At 10:28 am, Melendez gave the tanks permission to fire. The lead tank, "Barbarian 2," acknowledged — that tank is headed by Sergeant Al Wallace, 28, who back in Kuwait decorated his 120 mm barrel with the moniker "Baghdad beware". At 10:29 am just as a figure appeared on the roof of the distant bungalow, Barbarian 2's barrel exploded like a bomb. A cloud of dust enveloped the tank as 60 tons of Abrams recoiled across the road. A second passed then the impact. The bungalow disappeared in dust. "Rock Six, we no longer have a sniper problem," said Mitchell. He would later recount how the round hit two feet under the figure on the roof. "It just collapsed underneath him. Those heat rounds had to have killed 10 or 15 in that building. Bam! That's what I'm talkin' about."

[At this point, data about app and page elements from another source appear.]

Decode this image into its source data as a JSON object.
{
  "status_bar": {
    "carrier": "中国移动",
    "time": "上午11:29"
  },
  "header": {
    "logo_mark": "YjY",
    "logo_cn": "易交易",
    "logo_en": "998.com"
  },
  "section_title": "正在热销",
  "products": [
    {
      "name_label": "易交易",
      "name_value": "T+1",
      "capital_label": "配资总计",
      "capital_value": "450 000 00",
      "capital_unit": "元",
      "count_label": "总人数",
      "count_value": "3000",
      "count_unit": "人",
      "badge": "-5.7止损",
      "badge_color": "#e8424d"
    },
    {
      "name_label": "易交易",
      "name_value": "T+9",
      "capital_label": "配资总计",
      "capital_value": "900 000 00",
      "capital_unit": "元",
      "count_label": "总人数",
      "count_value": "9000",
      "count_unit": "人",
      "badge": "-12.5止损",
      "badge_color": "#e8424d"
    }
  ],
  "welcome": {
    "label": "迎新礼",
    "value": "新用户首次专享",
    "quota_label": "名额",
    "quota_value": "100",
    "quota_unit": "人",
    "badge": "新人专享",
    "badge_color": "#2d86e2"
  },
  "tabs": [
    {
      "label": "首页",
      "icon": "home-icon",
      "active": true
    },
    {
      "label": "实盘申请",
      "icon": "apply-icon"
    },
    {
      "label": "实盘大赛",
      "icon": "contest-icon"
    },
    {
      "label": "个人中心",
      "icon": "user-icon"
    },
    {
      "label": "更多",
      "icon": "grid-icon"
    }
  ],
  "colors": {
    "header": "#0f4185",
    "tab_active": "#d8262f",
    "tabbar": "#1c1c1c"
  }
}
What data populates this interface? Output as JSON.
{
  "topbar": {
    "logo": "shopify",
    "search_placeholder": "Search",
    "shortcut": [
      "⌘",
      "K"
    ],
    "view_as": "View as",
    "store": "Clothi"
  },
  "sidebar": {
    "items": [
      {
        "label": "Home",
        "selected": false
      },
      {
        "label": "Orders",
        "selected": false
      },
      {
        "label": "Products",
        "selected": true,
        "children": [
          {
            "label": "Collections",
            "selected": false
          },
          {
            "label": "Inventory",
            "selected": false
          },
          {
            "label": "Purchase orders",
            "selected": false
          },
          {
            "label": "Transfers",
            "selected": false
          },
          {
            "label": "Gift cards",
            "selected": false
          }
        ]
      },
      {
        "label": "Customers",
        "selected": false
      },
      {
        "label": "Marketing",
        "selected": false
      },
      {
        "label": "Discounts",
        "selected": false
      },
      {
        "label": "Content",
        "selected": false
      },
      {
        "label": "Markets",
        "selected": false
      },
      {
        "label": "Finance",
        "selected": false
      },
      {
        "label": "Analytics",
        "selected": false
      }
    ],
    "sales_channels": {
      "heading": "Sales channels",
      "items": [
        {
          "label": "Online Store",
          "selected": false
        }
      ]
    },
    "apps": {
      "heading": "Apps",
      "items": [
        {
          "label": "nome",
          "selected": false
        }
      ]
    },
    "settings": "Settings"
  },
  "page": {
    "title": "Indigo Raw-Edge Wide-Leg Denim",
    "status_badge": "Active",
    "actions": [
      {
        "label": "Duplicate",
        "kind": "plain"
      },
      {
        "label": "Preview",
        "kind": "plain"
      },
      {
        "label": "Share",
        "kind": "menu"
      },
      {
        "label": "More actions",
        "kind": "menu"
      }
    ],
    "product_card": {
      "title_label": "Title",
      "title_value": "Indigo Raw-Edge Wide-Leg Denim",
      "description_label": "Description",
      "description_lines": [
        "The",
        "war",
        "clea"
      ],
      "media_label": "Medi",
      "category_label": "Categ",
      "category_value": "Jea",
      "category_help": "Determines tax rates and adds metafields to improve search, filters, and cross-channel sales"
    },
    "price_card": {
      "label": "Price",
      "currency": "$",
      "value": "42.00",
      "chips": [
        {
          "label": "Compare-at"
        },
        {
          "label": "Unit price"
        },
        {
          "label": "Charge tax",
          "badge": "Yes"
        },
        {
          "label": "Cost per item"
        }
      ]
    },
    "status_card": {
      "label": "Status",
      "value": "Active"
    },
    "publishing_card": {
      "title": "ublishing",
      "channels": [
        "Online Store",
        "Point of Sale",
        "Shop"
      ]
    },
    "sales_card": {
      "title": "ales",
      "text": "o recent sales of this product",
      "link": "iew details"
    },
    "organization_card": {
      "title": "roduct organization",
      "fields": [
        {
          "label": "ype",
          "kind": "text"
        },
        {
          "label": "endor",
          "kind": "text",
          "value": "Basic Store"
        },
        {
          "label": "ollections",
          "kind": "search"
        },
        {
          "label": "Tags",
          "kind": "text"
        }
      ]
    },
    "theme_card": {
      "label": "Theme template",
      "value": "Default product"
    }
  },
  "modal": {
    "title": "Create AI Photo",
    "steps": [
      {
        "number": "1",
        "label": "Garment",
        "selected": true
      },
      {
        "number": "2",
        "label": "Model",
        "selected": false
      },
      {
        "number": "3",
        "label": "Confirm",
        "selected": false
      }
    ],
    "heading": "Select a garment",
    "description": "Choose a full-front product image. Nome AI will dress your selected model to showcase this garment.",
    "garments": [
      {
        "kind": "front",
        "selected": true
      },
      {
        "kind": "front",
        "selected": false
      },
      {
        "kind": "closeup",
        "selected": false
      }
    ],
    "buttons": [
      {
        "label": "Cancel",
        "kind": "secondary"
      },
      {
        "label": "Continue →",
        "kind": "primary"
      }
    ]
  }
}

The Iraqi's immediately responded with more machine gun fire and three mortar rounds, again wide and to the left. "It's coming from right over that berm," yelled Micthell, pointing to a ridge 500 meters off to the right. "Shoot that woodline, shoot that woodline." Jones opened fire with his .50 caliber machine gun as up ahead Barbarians 2 and 4 did the same with their same weapons. Hot shell casings fell about Jones' feet inside the track. A few hundred meters ahead three Iraqi's sprinted across the road, firing upon Wallace.

At 10:35, the tenth mortar round landed and Jones poured more .50 cal in to the berm on the right. Rather's Barbarian 4 fired its 120 mm — this one painted, "Baghdad's Nightmare." Again the strike was good. ("I finally busted my cherry," Sgt. Rather would joke later.) Gratified again, this time in the ditches in front of the bungalow —a few seconds later another mortar exploded plum on the road, 40 meters ahead of Barbarian 2. "The Iraqi's have zeroed their distance," said Mitchell, as all three tanks in Micthell's track made a sharp reverse. "Let's show 'em what real mortar fire is all about." Mitchell made the radio call and seconds later the ground around the bungalow erupted in dust, like it had been flattened by a giant fly swapper. "Thunder Base, Rock 7," said Mitchell. "I want you to go right a hundred, ahead a hundred, and then converge all weapons." Then leaning over to Rather, now along side in Barbarian 4: "Watch this Barbarian 4." At 10:43 am, all nine 120 mm mortar rounds fell flat on the bungalow. "YeeOww!" yelled Jones. "Yeah, yeah," smiled Mitchell. "You know I used to be a mortar man."

Back at the blocking position Mitchell estimated at least 20 or 30 Iraqi dead, in the bungalow and the ditches around. Not a single round, not even a piece of shrapnel, has hit the Americans. "Good stuff, good stuff," said Capt. Melendez. "Now I have an idea of the capability and how they're deploying it. And I got the result I was looking for—it ain't much."

Twenty four hours earlier,42 year old Iraqi civil engineer Abdul Amir had told the check point soldiers that the Army in Shinafiyah was staying at home and the only fighter they might confront would be poorly trained militias. " Some of them want to fight, and some of them may be made to fight."he said. "It's suicide. There is no benefit, only fighting, only death. Their only chance is cheating, fighting beside children, using white flags, whatever they have to do."

Melendez only needed a moment of reflection to forget his initial jubilation. "Mixing white flags with civilians and shooting between them?" he asked. "Sorry people. Sorry people."